I can think of a case in which we tried to gain access to an older woman living with her son, who repeatedly refused access. When we finally got through the door, we found that the old woman was dead on the floor and covered with blankets. Can you imagine what that was like for the social worker who was involved? They did not have the powers to intervene and get through the door at an earlier stage. If you want it to be put graphically, the new powers will ensure that there are fewer such circumstances rather than more of them. That is at the extreme, but the extremes are important to know.


Mr Duncan McNeil (Greenock and Inverclyde) (Lab): : Does the bill give more than just greater access? Does it give the opportunities that Paddy Healy mentioned as part of child protection assessment? In the examples that have been given, access was not enough, because it always happened too late, when the abuse had occurred and the vulnerable person was raking through the bins. Will the bill be more effective than just providing greater access? Will vulnerability become part of assessment? If there are any obvious signs of financial, physical or other abuse, will there be an assessment not only of a person's physical needs in and around the house, but of their vulnerability and whether they need protection? At what point will that take place?


Ronnie Barnes: : Good practice that enables us to avoid some such circumstances already exists in what we now call adult protection. To point up the need for the bill, we are talking about the extreme circumstances in which legislation is needed. There will always be extreme circumstances, but that does not take away from the good, solid practice that improves people's lives simply through the work that is already going on. The fact is that there is a limit and the bill will allow us to go beyond the current limit.


Dr Simpson: : The bill authorises access to health records. At present, the guidance on medical records from the General Medical Council is that we should not share information with other organisations unless there is a justification for doing so and vulnerable adults policies provide a justification. The guidance also states that we should normally have the consent of the person whose records they are, but in many situations of vulnerability we cannot obtain consent. At present, many doctors are uncertain about whether they have any legal protection for sharing medical records with their social work colleagues and the fact that the bill provides statutory authorisation to do so will be helpful for doctors.

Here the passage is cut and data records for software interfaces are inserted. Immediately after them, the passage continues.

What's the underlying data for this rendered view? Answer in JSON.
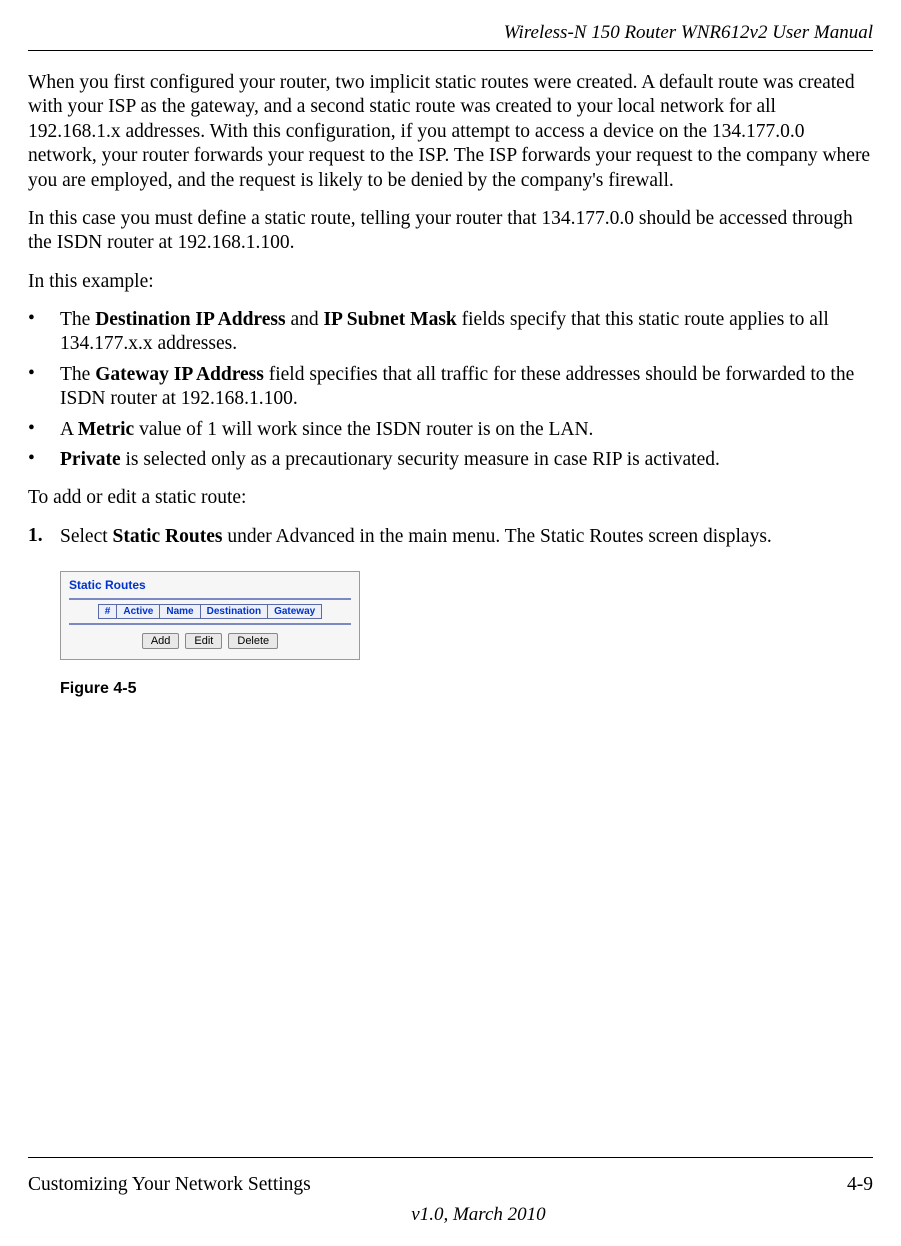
{
  "header": {
    "title": "Wireless-N 150 Router WNR612v2 User Manual"
  },
  "body": {
    "para1": "When you first configured your router, two implicit static routes were created. A default route was created with your ISP as the gateway, and a second static route was created to your local network for all 192.168.1.x addresses. With this configuration, if you attempt to access a device on the 134.177.0.0 network, your router forwards your request to the ISP. The ISP forwards your request to the company where you are employed, and the request is likely to be denied by the company's firewall.",
    "para2": "In this case you must define a static route, telling your router that 134.177.0.0 should be accessed through the ISDN router at 192.168.1.100.",
    "para3": "In this example:",
    "bullets": [
      {
        "pre": "The ",
        "bold1": "Destination IP Address",
        "mid": " and ",
        "bold2": "IP Subnet Mask",
        "post": " fields specify that this static route applies to all 134.177.x.x addresses."
      },
      {
        "pre": "The ",
        "bold1": "Gateway IP Address",
        "post": " field specifies that all traffic for these addresses should be forwarded to the ISDN router at 192.168.1.100."
      },
      {
        "pre": "A ",
        "bold1": "Metric",
        "post": " value of 1 will work since the ISDN router is on the LAN."
      },
      {
        "bold1": "Private",
        "post": " is selected only as a precautionary security measure in case RIP is activated."
      }
    ],
    "postlist": "To add or edit a static route:",
    "step1": {
      "num": "1.",
      "pre": "Select ",
      "bold": "Static Routes",
      "post": " under Advanced in the main menu. The Static Routes screen displays."
    }
  },
  "figure": {
    "title": "Static Routes",
    "headers": [
      "#",
      "Active",
      "Name",
      "Destination",
      "Gateway"
    ],
    "buttons": {
      "add": "Add",
      "edit": "Edit",
      "delete": "Delete"
    },
    "caption": "Figure 4-5"
  },
  "footer": {
    "section": "Customizing Your Network Settings",
    "pageNum": "4-9",
    "version": "v1.0, March 2010"
  }
}
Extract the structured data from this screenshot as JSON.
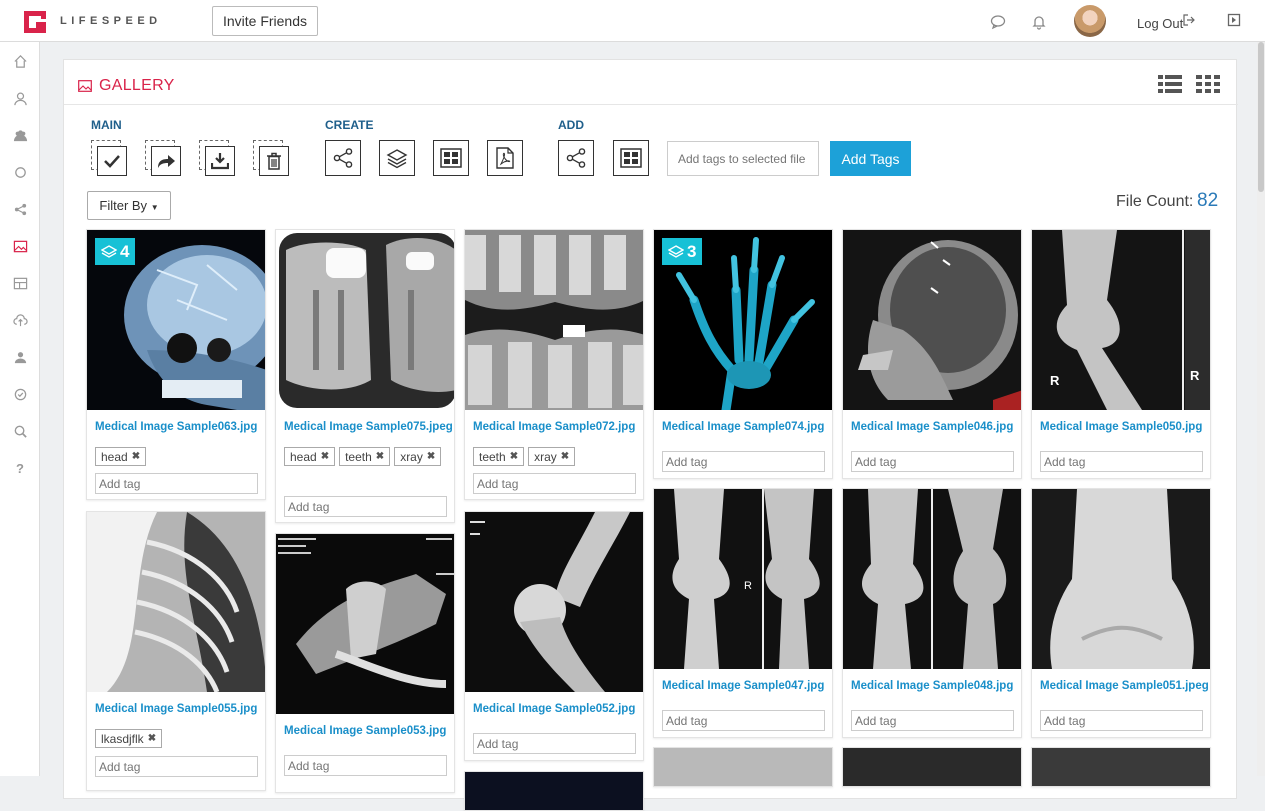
{
  "app": {
    "brand": "LIFESPEED",
    "invite_label": "Invite Friends",
    "logout_label": "Log Out",
    "accent_color": "#d9234a",
    "link_color": "#1a8fc9"
  },
  "gallery": {
    "title": "GALLERY",
    "sections": {
      "main": "MAIN",
      "create": "CREATE",
      "add": "ADD"
    },
    "tag_input_placeholder": "Add tags to selected file",
    "add_tags_label": "Add Tags",
    "filter_label": "Filter By",
    "file_count_label": "File Count:",
    "file_count": "82",
    "add_tag_placeholder": "Add tag"
  },
  "cards": [
    {
      "name": "Medical Image Sample063.jpg",
      "badge": "4",
      "tags": [
        "head"
      ]
    },
    {
      "name": "Medical Image Sample075.jpeg",
      "badge": "",
      "tags": [
        "head",
        "teeth",
        "xray"
      ]
    },
    {
      "name": "Medical Image Sample072.jpg",
      "badge": "",
      "tags": [
        "teeth",
        "xray"
      ]
    },
    {
      "name": "Medical Image Sample074.jpg",
      "badge": "3",
      "tags": []
    },
    {
      "name": "Medical Image Sample046.jpg",
      "badge": "",
      "tags": []
    },
    {
      "name": "Medical Image Sample050.jpg",
      "badge": "",
      "tags": []
    },
    {
      "name": "Medical Image Sample055.jpg",
      "badge": "",
      "tags": [
        "lkasdjflk"
      ]
    },
    {
      "name": "Medical Image Sample053.jpg",
      "badge": "",
      "tags": []
    },
    {
      "name": "Medical Image Sample052.jpg",
      "badge": "",
      "tags": []
    },
    {
      "name": "Medical Image Sample047.jpg",
      "badge": "",
      "tags": []
    },
    {
      "name": "Medical Image Sample048.jpg",
      "badge": "",
      "tags": []
    },
    {
      "name": "Medical Image Sample051.jpeg",
      "badge": "",
      "tags": []
    }
  ]
}
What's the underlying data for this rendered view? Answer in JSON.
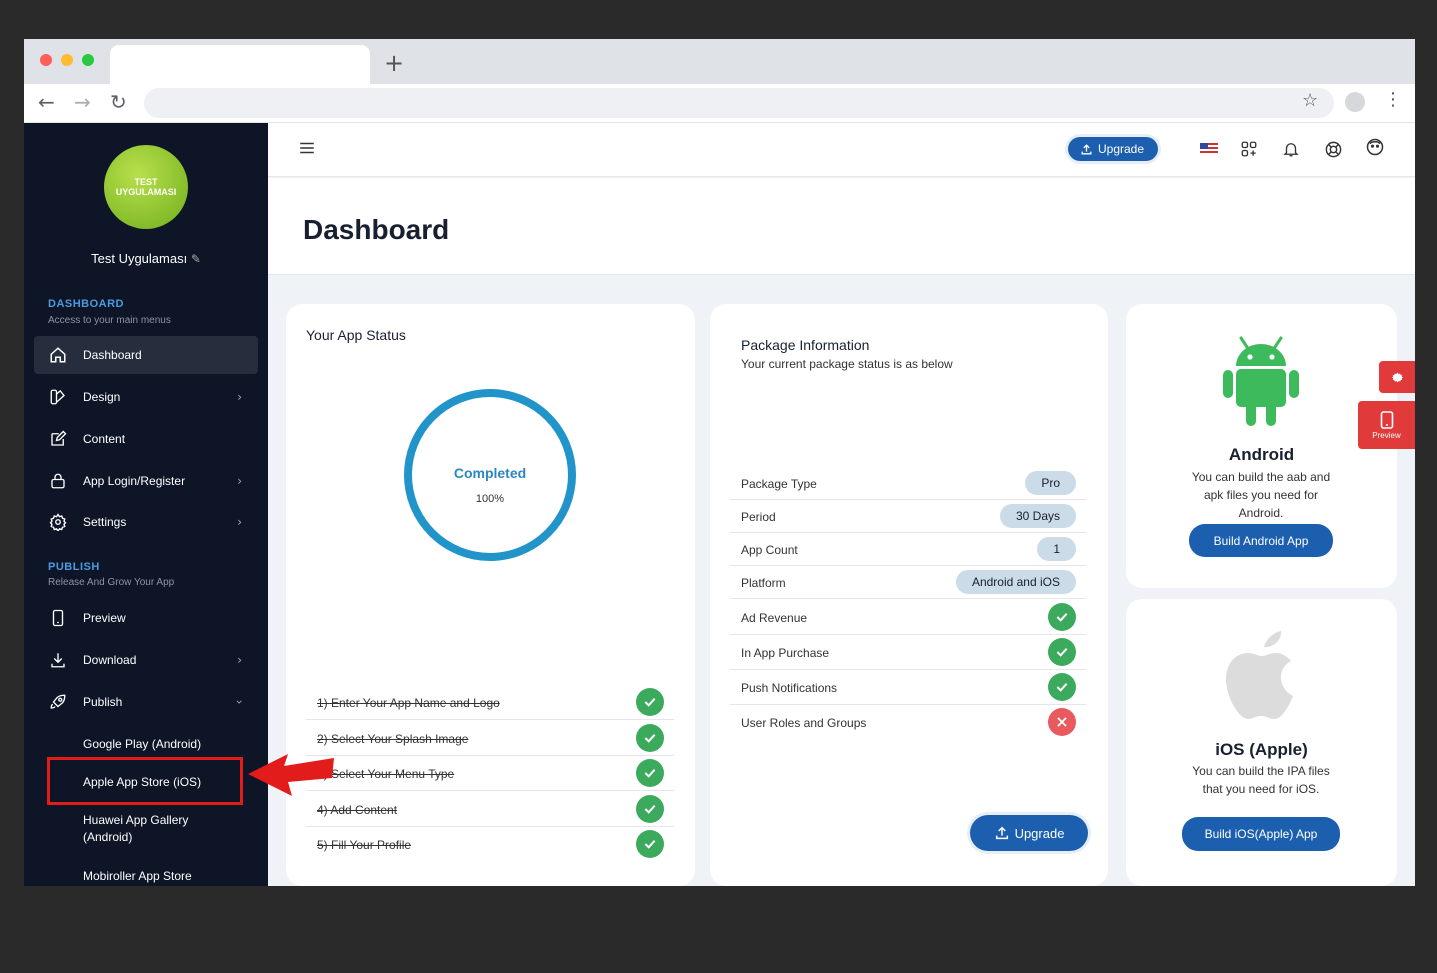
{
  "browser": {
    "new_tab": "+"
  },
  "sidebar": {
    "app_name": "Test Uygulaması",
    "logo": {
      "line1": "TEST",
      "line2": "UYGULAMASI"
    },
    "dashboard_section": {
      "title": "DASHBOARD",
      "subtitle": "Access to your main menus"
    },
    "items": [
      {
        "label": "Dashboard",
        "icon": "home-icon",
        "active": true
      },
      {
        "label": "Design",
        "icon": "design-icon"
      },
      {
        "label": "Content",
        "icon": "edit-icon"
      },
      {
        "label": "App Login/Register",
        "icon": "lock-icon"
      },
      {
        "label": "Settings",
        "icon": "gear-icon"
      }
    ],
    "publish_section": {
      "title": "PUBLISH",
      "subtitle": "Release And Grow Your App"
    },
    "publish_items": [
      {
        "label": "Preview",
        "icon": "phone-icon"
      },
      {
        "label": "Download",
        "icon": "download-icon"
      },
      {
        "label": "Publish",
        "icon": "rocket-icon"
      }
    ],
    "sub_items": [
      "Google Play (Android)",
      "Apple App Store (iOS)",
      "Huawei App Gallery (Android)",
      "Mobiroller App Store"
    ]
  },
  "topbar": {
    "upgrade_label": "Upgrade"
  },
  "page": {
    "title": "Dashboard"
  },
  "app_status": {
    "title": "Your App Status",
    "status": "Completed",
    "percent": "100%",
    "steps": [
      "1) Enter Your App Name and Logo",
      "2) Select Your Splash Image",
      "3) Select Your Menu Type",
      "4) Add Content",
      "5) Fill Your Profile"
    ]
  },
  "package": {
    "title": "Package Information",
    "subtitle": "Your current package status is as below",
    "rows": [
      {
        "key": "Package Type",
        "value": "Pro"
      },
      {
        "key": "Period",
        "value": "30 Days"
      },
      {
        "key": "App Count",
        "value": "1"
      },
      {
        "key": "Platform",
        "value": "Android and iOS"
      }
    ],
    "features": [
      {
        "key": "Ad Revenue",
        "enabled": true
      },
      {
        "key": "In App Purchase",
        "enabled": true
      },
      {
        "key": "Push Notifications",
        "enabled": true
      },
      {
        "key": "User Roles and Groups",
        "enabled": false
      }
    ],
    "upgrade_label": "Upgrade"
  },
  "android": {
    "title": "Android",
    "description": "You can build the aab and apk files you need for Android.",
    "button": "Build Android App"
  },
  "ios": {
    "title": "iOS (Apple)",
    "description": "You can build the IPA files that you need for iOS.",
    "button": "Build iOS(Apple) App"
  },
  "floating": {
    "preview_label": "Preview"
  },
  "colors": {
    "sidebar_bg": "#0d1526",
    "accent_blue": "#1c5fae",
    "success": "#3caa5c",
    "danger": "#e85a5e",
    "annotation_red": "#e21b1b"
  }
}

The Convener: : I thank the witnesses for giving evidence. As I say to everybody else, if anything that you wish you had communicated occurs to you afterwards, please get in touch with the committee clerks, who will ensure that we are apprised of it.

We can deal with agenda item 3 fairly quickly. There is a paper from the clerks on the committee's future approach to considering the bill. It includes a revised schedule of meetings and witnesses and the arrangements for our fact-finding visits on 19 September, when committee members will meet those who might be determined to be adults at risk of abuse. I do not want the committee to discuss those meetings, but to agree the paper or raise questions about what is outlined. If committee members have no questions about the paper, are they agreed that the meetings and witnesses should be as indicated in the paper?

Members indicated agreement.


The Convener: : That ends the committee's business in public. I ask the people who are in the public gallery to leave and ask for the sound system to be switched off so that we can move into private.


: Meeting continued in private until 16:44.